1 The dissenting opinion attempts to distinguish Henderson v. State, 279 Ark. 435, 652 S.W.2d 16 (1983), and relies instead upon Halford v. State, 342 Ark. 80, 27 S.W.3d 346 (2000). We reach the opposite conclusion, finding that Halford, supra, is distinguishable and that Henderson is more applicable to the instant case. In Halford, unlike the instant case, the trial court would have permitted defense counsel "to delve into whether any promises or assurances had been made by the State in exchange for her testimony"; however, counsel never pursued this line of inquiry. In the instant case, it is precisely this line of inquiry that was denied to the appellant. Even if we were to assume that these witnesses would have denied any promises of leniency, the prejudice in the trial court's ruling lies in the defense not being allowed to ask the questions. The jury gets to decide whether it believes the witnesses, and in making that assessment, it also gets to hear the reasons why a witness might be biased and it gets to observe the witnesses' demeanor in responding to such questions. Moreover, as noted in Henderson, supra, information regarding possible promises of leniency is usually not available to the defense, which is the second exception to the proffer requirement.
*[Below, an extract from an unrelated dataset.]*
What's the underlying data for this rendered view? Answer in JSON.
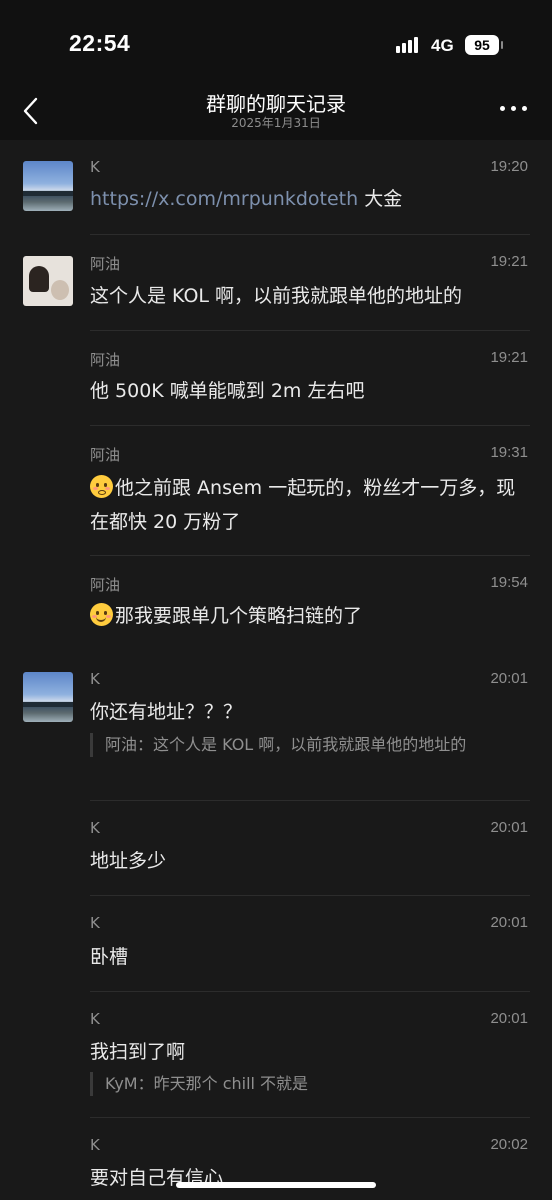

The Halford case does not even cite Henderson, much less overrule it, for the likely reason that it was simply not applicable to the Halford facts.